Excerpted records Block Start

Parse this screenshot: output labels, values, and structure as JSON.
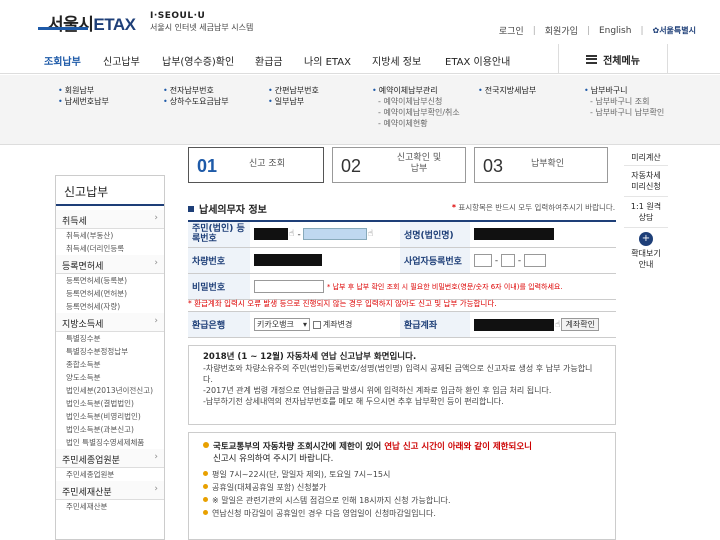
{
  "header": {
    "logo_city": "서울시",
    "logo_etax": "ETAX",
    "slogan": "I·SEOUL·U",
    "system_name": "서울시 인터넷 세금납부 시스템",
    "links": [
      "로그인",
      "회원가입",
      "English"
    ],
    "city_logo_text": "서울특별시"
  },
  "nav": {
    "items": [
      "조회납부",
      "신고납부",
      "납부(영수증)확인",
      "환급금",
      "나의 ETAX",
      "지방세 정보",
      "ETAX 이용안내"
    ],
    "all_menu": "전체메뉴"
  },
  "megamenu": {
    "col1": [
      "회원납부",
      "납세번호납부"
    ],
    "col2": [
      "전자납부번호",
      "상하수도요금납부"
    ],
    "col3": [
      "간편납부번호",
      "일부납부"
    ],
    "col4_head": "예약이체납부관리",
    "col4_sub": [
      "예약이체납부신청",
      "예약이체납부확인/취소",
      "예약이체현황"
    ],
    "col5": [
      "전국지방세납부"
    ],
    "col6_head": "납부바구니",
    "col6_sub": [
      "납부바구니 조회",
      "납부바구니 납부확인"
    ]
  },
  "steps": [
    {
      "num": "01",
      "label": "신고 조회"
    },
    {
      "num": "02",
      "label": "신고확인 및 납부"
    },
    {
      "num": "03",
      "label": "납부확인"
    }
  ],
  "sidebar": {
    "title": "신고납부",
    "sections": [
      {
        "head": "취득세",
        "items": [
          "취득세(부동산)",
          "취득세(더리인등록"
        ]
      },
      {
        "head": "등록면허세",
        "items": [
          "등록면허세(등록분)",
          "등록면허세(면허분)",
          "등록면허세(자량)"
        ]
      },
      {
        "head": "지방소득세",
        "items": [
          "특별징수분",
          "특별징수분정정납부",
          "종합소득분",
          "양도소득분",
          "법인세분(2013년이전신고)",
          "법인소득분(결법법인)",
          "법인소득분(비영리법인)",
          "법인소득분(과본신고)",
          "법인 특별징수영세제체품"
        ]
      },
      {
        "head": "주민세종업원분",
        "items": [
          "주민세종업원분"
        ]
      },
      {
        "head": "주민세재산분",
        "items": [
          "주민세재산분"
        ]
      }
    ]
  },
  "rightbar": {
    "items": [
      "미리계산",
      "자동차세 미리신청",
      "1:1 원격 상담"
    ],
    "zoom_label": "확대보기 안내",
    "zoom_symbol": "+"
  },
  "form": {
    "title": "납세의무자 정보",
    "required_note_mark": "*",
    "required_note": "표시항목은 반드시 모두 입력하여주시기 바랍니다.",
    "labels": {
      "rrn": "주민(법인) 등록번호",
      "name": "성명(법인명)",
      "vehicle": "차량번호",
      "bizno": "사업자등록번호",
      "password": "비밀번호",
      "bank": "환급은행",
      "account": "환급계좌"
    },
    "password_note": "* 납부 후 납부 확인 조회 시 필요한 비밀번호(영문/숫자 6자 이내)를 입력하세요.",
    "refund_note": "* 환급계좌 입력시 오류 발생 등으로 진행되지 않는 경우 입력하지 않아도 신고 및 납부 가능합니다.",
    "bank_value": "키카오뱅크",
    "account_change": "계좌변경",
    "account_check_btn": "계좌확인"
  },
  "notice1": {
    "title": "2018년 (1 ~ 12월) 자동차세 연납 신고납부 화면입니다.",
    "lines": [
      "-차량번호와 차량소유주의 주민(법인)등록번호/성명(법인명) 입력시 공제된 금액으로 신고자료 생성 후 납부 가능합니다.",
      "-2017년 관계 법령 개정으로 연납환급금 발생시 위에 입력하신 계좌로 입금하 환인 후 입금 처리 됩니다.",
      "-납부하기전 상세내역의 전자납부번호를 메모 해 두으시면 추후 납부확인 등이 편리합니다."
    ]
  },
  "notice2": {
    "title_pre": "국토교통부의 자동차량 조회시간에 제한이 있어",
    "title_red": "연납 신고 시간이 아래와 같이 제한되오니",
    "title_post": "신고시 유의하여 주시기 바랍니다.",
    "lines": [
      "평일 7시~22시(단, 말일자 제외), 토요일 7시~15시",
      "공휴일(대체공휴일 포함) 신청불가",
      "※ 말일은 관련기관의 시스템 점검으로 인해 18시까지 신청 가능합니다.",
      "연납신청 마감일이 공휴일인 경우 다음 영업일이 신청마감일입니다."
    ]
  }
}
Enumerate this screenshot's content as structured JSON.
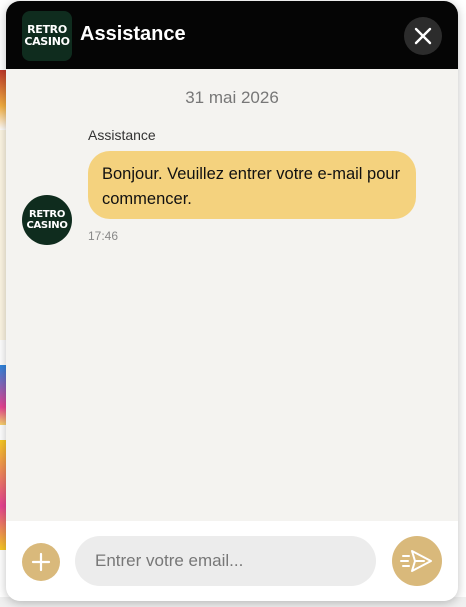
{
  "header": {
    "logo_line1": "RETRO",
    "logo_line2": "CASINO",
    "title": "Assistance"
  },
  "chat": {
    "date": "31 mai 2026",
    "messages": [
      {
        "sender": "Assistance",
        "text": "Bonjour. Veuillez entrer votre e-mail pour commencer.",
        "time": "17:46"
      }
    ]
  },
  "footer": {
    "placeholder": "Entrer votre email..."
  },
  "colors": {
    "header_bg": "#050505",
    "bubble": "#f4d27e",
    "accent": "#d9b97b",
    "logo_bg": "#0f2c1e"
  },
  "icons": {
    "close": "close-icon",
    "plus": "plus-icon",
    "send": "send-icon"
  }
}
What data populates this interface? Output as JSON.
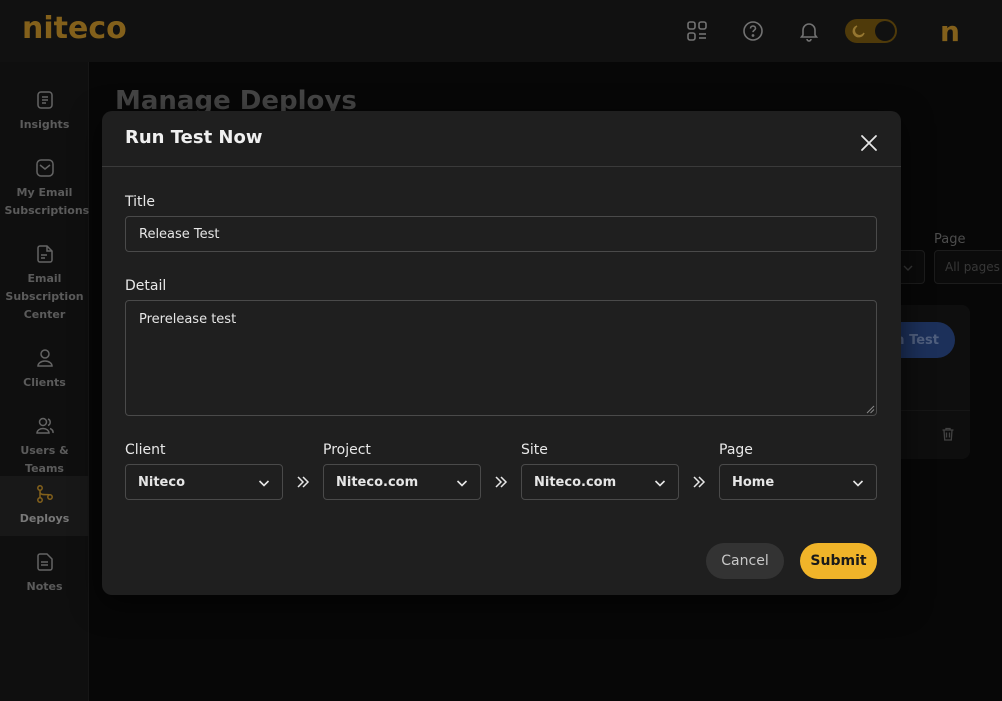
{
  "brand": {
    "logo_text": "niteco",
    "avatar_letter": "n",
    "accent": "#c9942a"
  },
  "header": {
    "icons": [
      "apps-grid-icon",
      "help-circle-icon",
      "bell-icon",
      "moon-icon"
    ]
  },
  "sidebar": {
    "items": [
      {
        "id": "insights",
        "label": "Insights",
        "icon": "document-icon"
      },
      {
        "id": "my-email-subscriptions",
        "label": "My Email Subscriptions",
        "icon": "mail-icon"
      },
      {
        "id": "email-subscription-center",
        "label": "Email Subscription Center",
        "icon": "note-icon"
      },
      {
        "id": "clients",
        "label": "Clients",
        "icon": "user-icon"
      },
      {
        "id": "users-teams",
        "label": "Users & Teams",
        "icon": "users-icon"
      },
      {
        "id": "deploys",
        "label": "Deploys",
        "icon": "git-branch-icon",
        "active": true
      },
      {
        "id": "notes",
        "label": "Notes",
        "icon": "notes-icon"
      }
    ]
  },
  "page": {
    "title": "Manage Deploys",
    "filter_page_label": "Page",
    "filter_page_placeholder": "All pages",
    "run_test_button": "Run Test"
  },
  "modal": {
    "title": "Run Test Now",
    "title_label": "Title",
    "title_value": "Release Test",
    "detail_label": "Detail",
    "detail_value": "Prerelease test",
    "client_label": "Client",
    "client_value": "Niteco",
    "project_label": "Project",
    "project_value": "Niteco.com",
    "site_label": "Site",
    "site_value": "Niteco.com",
    "page_label": "Page",
    "page_value": "Home",
    "cancel_label": "Cancel",
    "submit_label": "Submit",
    "submit_color": "#f0b429"
  }
}
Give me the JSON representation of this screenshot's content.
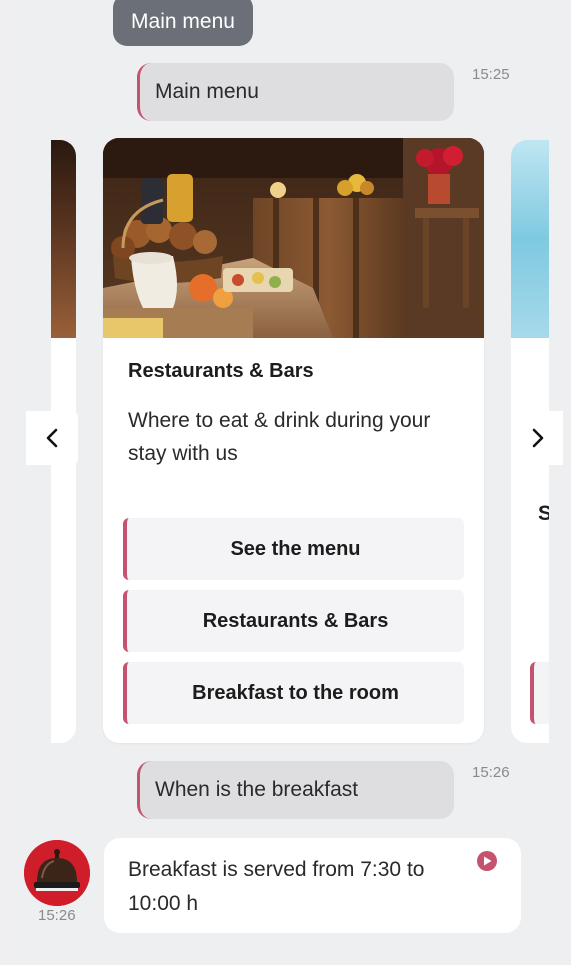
{
  "header": {
    "pill_label": "Main menu"
  },
  "messages": {
    "user_1": {
      "text": "Main menu",
      "time": "15:25"
    },
    "user_2": {
      "text": "When is the breakfast",
      "time": "15:26"
    },
    "bot_1": {
      "text": "Breakfast is served from 7:30 to 10:00 h",
      "time": "15:26"
    }
  },
  "carousel": {
    "current_card": {
      "title": "Restaurants & Bars",
      "description": "Where to eat & drink during your stay with us",
      "buttons": [
        "See the menu",
        "Restaurants & Bars",
        "Breakfast to the room"
      ]
    },
    "next_card": {
      "title_partial": "S"
    },
    "prev_arrow_icon": "chevron-left-icon",
    "next_arrow_icon": "chevron-right-icon"
  },
  "colors": {
    "accent": "#c5526f",
    "background": "#eeeff1",
    "pill_dark": "#6b7078",
    "user_bubble": "#dedee0",
    "card": "#ffffff",
    "button_bg": "#f4f4f6",
    "avatar_red": "#d11f2a"
  }
}
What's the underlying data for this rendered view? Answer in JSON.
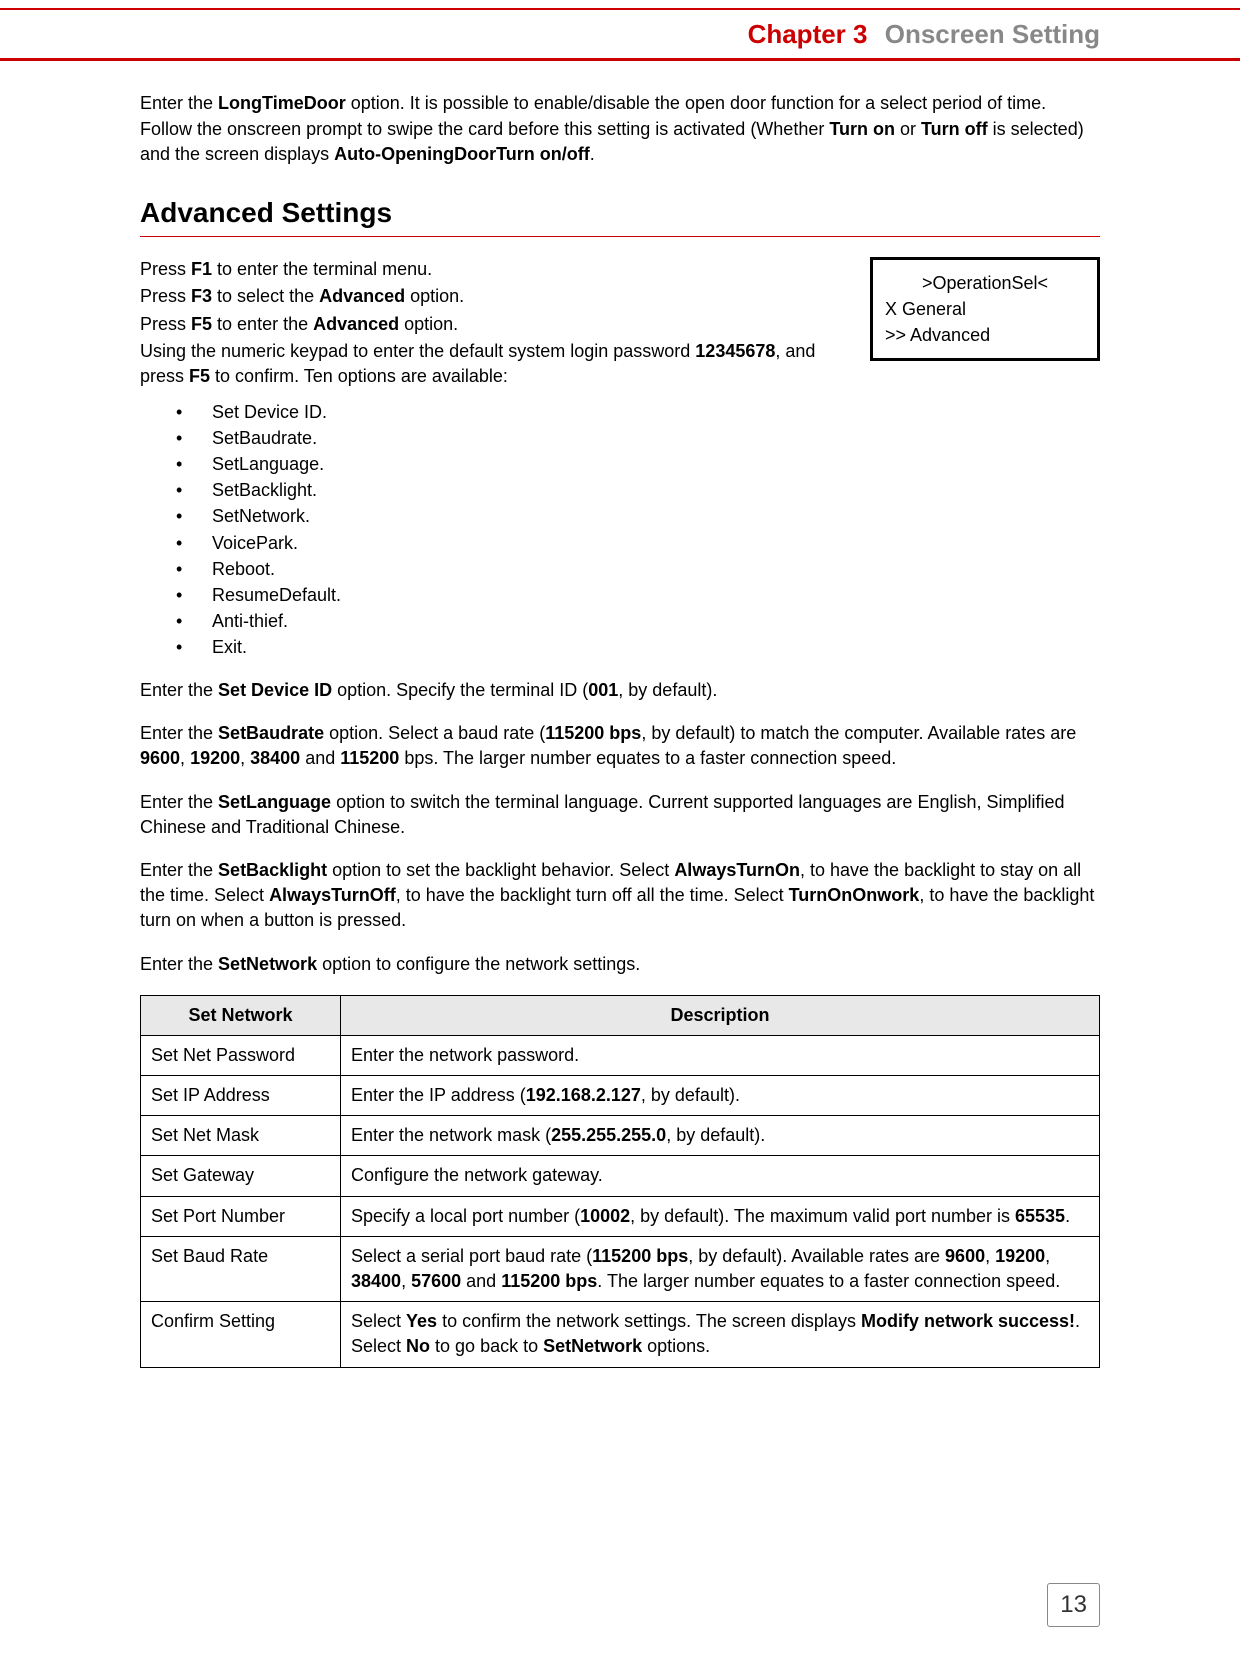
{
  "header": {
    "chapter_number": "Chapter 3",
    "chapter_title": "Onscreen Setting"
  },
  "intro": {
    "text_before_ltd": "Enter the ",
    "ltd": "LongTimeDoor",
    "text_after_ltd": " option. It is possible to enable/disable the open door function for a select period of time. Follow the onscreen prompt to swipe the card before this setting is activated (Whether ",
    "turnon": "Turn on",
    "or": " or ",
    "turnoff": "Turn off",
    "text_after_turnoff": " is selected) and the screen displays ",
    "autodoor": "Auto-OpeningDoorTurn on/off",
    "period": "."
  },
  "section_heading": "Advanced Settings",
  "onscreen": {
    "l1": ">OperationSel<",
    "l2": "X General",
    "l3": ">> Advanced"
  },
  "steps": {
    "p1a": "Press ",
    "p1b": "F1",
    "p1c": " to enter the terminal menu.",
    "p2a": "Press ",
    "p2b": "F3",
    "p2c": " to select the ",
    "p2d": "Advanced",
    "p2e": " option.",
    "p3a": "Press ",
    "p3b": "F5",
    "p3c": " to enter the ",
    "p3d": "Advanced",
    "p3e": " option.",
    "p4a": "Using the numeric keypad to enter the default system login password ",
    "p4b": "12345678",
    "p4c": ", and press ",
    "p4d": "F5",
    "p4e": " to confirm. Ten options are available:"
  },
  "options": [
    "Set Device ID.",
    "SetBaudrate.",
    "SetLanguage.",
    "SetBacklight.",
    "SetNetwork.",
    "VoicePark.",
    "Reboot.",
    "ResumeDefault.",
    "Anti-thief.",
    "Exit."
  ],
  "paras": {
    "dev": {
      "a": "Enter the ",
      "b": "Set Device ID",
      "c": " option. Specify the terminal ID (",
      "d": "001",
      "e": ", by default)."
    },
    "baud": {
      "a": "Enter the ",
      "b": "SetBaudrate",
      "c": " option. Select a baud rate (",
      "d": "115200 bps",
      "e": ", by default) to match the computer. Available rates are ",
      "f": "9600",
      "g": ", ",
      "h": "19200",
      "i": ", ",
      "j": "38400",
      "k": " and ",
      "l": "115200",
      "m": " bps. The larger number equates to a faster connection speed."
    },
    "lang": {
      "a": "Enter the ",
      "b": "SetLanguage",
      "c": " option to switch the terminal language. Current supported languages are English, Simplified Chinese and Traditional Chinese."
    },
    "back": {
      "a": "Enter the ",
      "b": "SetBacklight",
      "c": " option to set the backlight behavior. Select ",
      "d": "AlwaysTurnOn",
      "e": ", to have the backlight to stay on all the time. Select ",
      "f": "AlwaysTurnOff",
      "g": ", to have the backlight turn off all the time. Select ",
      "h": "TurnOnOnwork",
      "i": ", to have the backlight turn on when a button is pressed."
    },
    "net": {
      "a": "Enter the ",
      "b": "SetNetwork",
      "c": " option to configure the network settings."
    }
  },
  "table": {
    "headers": [
      "Set Network",
      "Description"
    ],
    "rows": [
      {
        "label": "Set Net Password",
        "desc": [
          {
            "t": "Enter the network password."
          }
        ]
      },
      {
        "label": "Set IP Address",
        "desc": [
          {
            "t": "Enter the IP address ("
          },
          {
            "b": "192.168.2.127"
          },
          {
            "t": ", by default)."
          }
        ]
      },
      {
        "label": "Set Net Mask",
        "desc": [
          {
            "t": "Enter the network mask ("
          },
          {
            "b": "255.255.255.0"
          },
          {
            "t": ", by default)."
          }
        ]
      },
      {
        "label": "Set Gateway",
        "desc": [
          {
            "t": "Configure the network gateway."
          }
        ]
      },
      {
        "label": "Set Port Number",
        "desc": [
          {
            "t": "Specify a local port number ("
          },
          {
            "b": "10002"
          },
          {
            "t": ", by default). The maximum valid port number is "
          },
          {
            "b": "65535"
          },
          {
            "t": "."
          }
        ]
      },
      {
        "label": "Set Baud Rate",
        "desc": [
          {
            "t": "Select a serial port baud rate ("
          },
          {
            "b": "115200 bps"
          },
          {
            "t": ", by default). Available rates are "
          },
          {
            "b": "9600"
          },
          {
            "t": ", "
          },
          {
            "b": "19200"
          },
          {
            "t": ", "
          },
          {
            "b": "38400"
          },
          {
            "t": ", "
          },
          {
            "b": "57600"
          },
          {
            "t": " and "
          },
          {
            "b": "115200 bps"
          },
          {
            "t": ". The larger number equates to a faster connection speed."
          }
        ]
      },
      {
        "label": "Confirm Setting",
        "desc": [
          {
            "t": "Select "
          },
          {
            "b": "Yes"
          },
          {
            "t": " to confirm the network settings. The screen displays "
          },
          {
            "b": "Modify network success!"
          },
          {
            "t": "."
          },
          {
            "br": true
          },
          {
            "t": "Select "
          },
          {
            "b": "No"
          },
          {
            "t": " to go back to "
          },
          {
            "b": "SetNetwork"
          },
          {
            "t": " options."
          }
        ]
      }
    ]
  },
  "page_number": "13"
}
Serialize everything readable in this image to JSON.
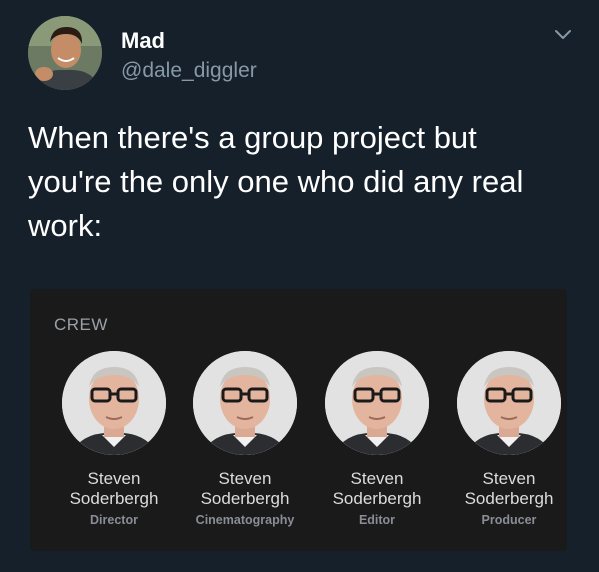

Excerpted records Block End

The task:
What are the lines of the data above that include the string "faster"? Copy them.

Response area:
      "m": " bps. The larger number equates to a faster connection speed."
            "t": ". The larger number equates to a faster connection speed."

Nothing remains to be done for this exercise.